Most diaper rash is caused by a yeast or bacterial infection, two organisms that thrive in a moist, warm environment. The area covered by the diaper becomes covered with small, pimple-like bumps that may become scaly or crusty. In severe cases the sores ooze and have an unpleasant odor. At some time almost all babies will develop some sort of diaper rash.

When Susan first became pregnant, both her mom and mom-in-law advised her on preventative care. "They told me to keep the baby changed, how to clean the bottom and to use petroleum jelly."  Her pediatrician told her to forget the petroleum jelly because the baby's skin needed to breathe.  "When Amy had her first case of diaper rash, it was pretty standard and I did what I had been told by the doctor, I kept her clean, it seemed like I changed her all the time.

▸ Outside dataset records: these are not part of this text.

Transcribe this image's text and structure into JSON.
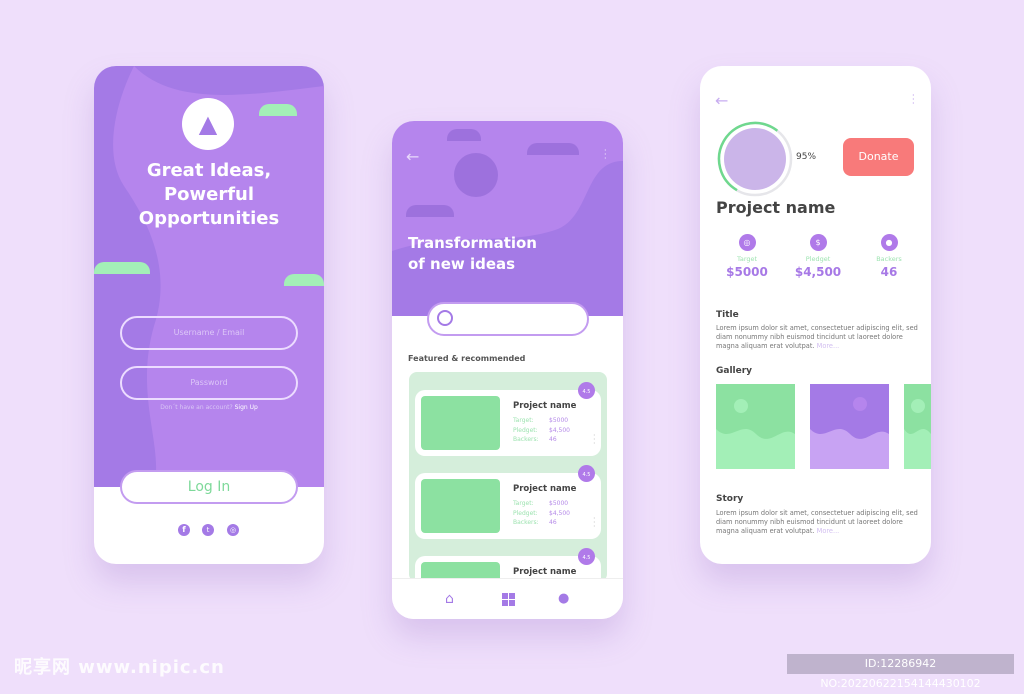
{
  "login": {
    "title_lines": [
      "Great Ideas,",
      "Powerful",
      "Opportunities"
    ],
    "username_placeholder": "Username / Email",
    "password_placeholder": "Password",
    "signup_prompt": "Don´t have  an account?",
    "signup_link": "Sign Up",
    "login_button": "Log In",
    "social": [
      "facebook-icon",
      "twitter-icon",
      "instagram-icon"
    ],
    "logo": "rocket-icon"
  },
  "explore": {
    "title_lines": [
      "Transformation",
      "of new ideas"
    ],
    "search_placeholder": "",
    "section": "Featured & recommended",
    "cards": [
      {
        "name": "Project name",
        "rating": "4.5",
        "target_label": "Target:",
        "target": "$5000",
        "pledged_label": "Pledget:",
        "pledged": "$4,500",
        "backers_label": "Backers:",
        "backers": "46"
      },
      {
        "name": "Project name",
        "rating": "4.5",
        "target_label": "Target:",
        "target": "$5000",
        "pledged_label": "Pledget:",
        "pledged": "$4,500",
        "backers_label": "Backers:",
        "backers": "46"
      },
      {
        "name": "Project name",
        "rating": "4.5"
      }
    ],
    "nav": [
      "home-icon",
      "grid-icon",
      "user-icon"
    ]
  },
  "detail": {
    "progress_percent": 95,
    "progress_label": "95%",
    "donate": "Donate",
    "project_name": "Project name",
    "stats": [
      {
        "label": "Target",
        "value": "$5000",
        "icon": "target-icon"
      },
      {
        "label": "Pledget",
        "value": "$4,500",
        "icon": "dollar-icon"
      },
      {
        "label": "Backers",
        "value": "46",
        "icon": "user-icon"
      }
    ],
    "title_heading": "Title",
    "title_text": "Lorem ipsum dolor sit amet, consectetuer adipiscing elit, sed diam nonummy nibh euismod tincidunt ut laoreet dolore magna aliquam erat volutpat.",
    "more": "More...",
    "gallery_heading": "Gallery",
    "story_heading": "Story",
    "story_text": "Lorem ipsum dolor sit amet, consectetuer adipiscing elit, sed diam nonummy nibh euismod tincidunt ut laoreet dolore magna aliquam erat volutpat."
  },
  "watermark": {
    "logo_text": "昵享网 www.nipic.cn",
    "id_text": "ID:12286942 NO:20220622154144430102"
  },
  "colors": {
    "purple": "#a47ae6",
    "green": "#8ce1a1",
    "donate": "#f87a7a",
    "background": "#efdffb"
  }
}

But it was getting worse and she was crying every time she peed. I called the doctor, but she told me not to put anything on it, to continue to change her and that it would clear up. By then it was horrific, her little bottom was red and I swear it was peeling. I even had her on a pad instead of in diapers, and when she would pee, she'd stop and cry then pee some more. I told her (the pediatrician) how bad it was, but she just repeated what she had told me, keep her clean and dry.  I felt like she was being impatient with me, like, oh, I don't know.  It's my first baby and I felt unsure of myself."

At that time Susan and Neil had to attend a weekend corporate retreat. The men would attend some meetings, play golf and the ladies would play bridge and get to know one another. Grandmom Ellen (Susan's Mom) kept Amy the two days they were gone. "The first thing she said when she saw Amy's bottom was  what have you been putting on it?''  Susan became defensive. "I told her nothing; that the doctor said not to use anything, that it would clear up on it's own. I stressed that she was to follow the doctor's orders. Mom just looked at me over her glasses and asked if it was getting better or worse. I admitted it was worse, but, like an idiot, continued to stress what the doctor said."

"The minute they pulled out of the driveway I had that baby butt naked and put emu oil all over her little bottom." Reports Grandmom Ellen. "She cried at first, because of the contact, but settled down, the oil soothed her. I put it on her every time I changed her." Ellen uses a variety of emu oil products and keeps emu oil in the medicine cabinet. When Susan and Neil picked her up on Sunday evening, Susan asked how the rash was. She had to look when she was told it was gone and expressed amazement that it could clear up so quickly. Grandmom confessed to using the emu oil. Susan was angry, but not at  Grandmom - at the doctor for letting the baby suffer when it would be so easy to heal the rash up. Since then she has changed pediatricians, but has decided to follow Mom's advice and keep emu oil in the medicine cabinet, along with a variety of emu oil based baby products. 

Note: This information is provided for strictly educational purposes 
and is not intended as medical advice. For diagnosis and treatment, 
consult your physician.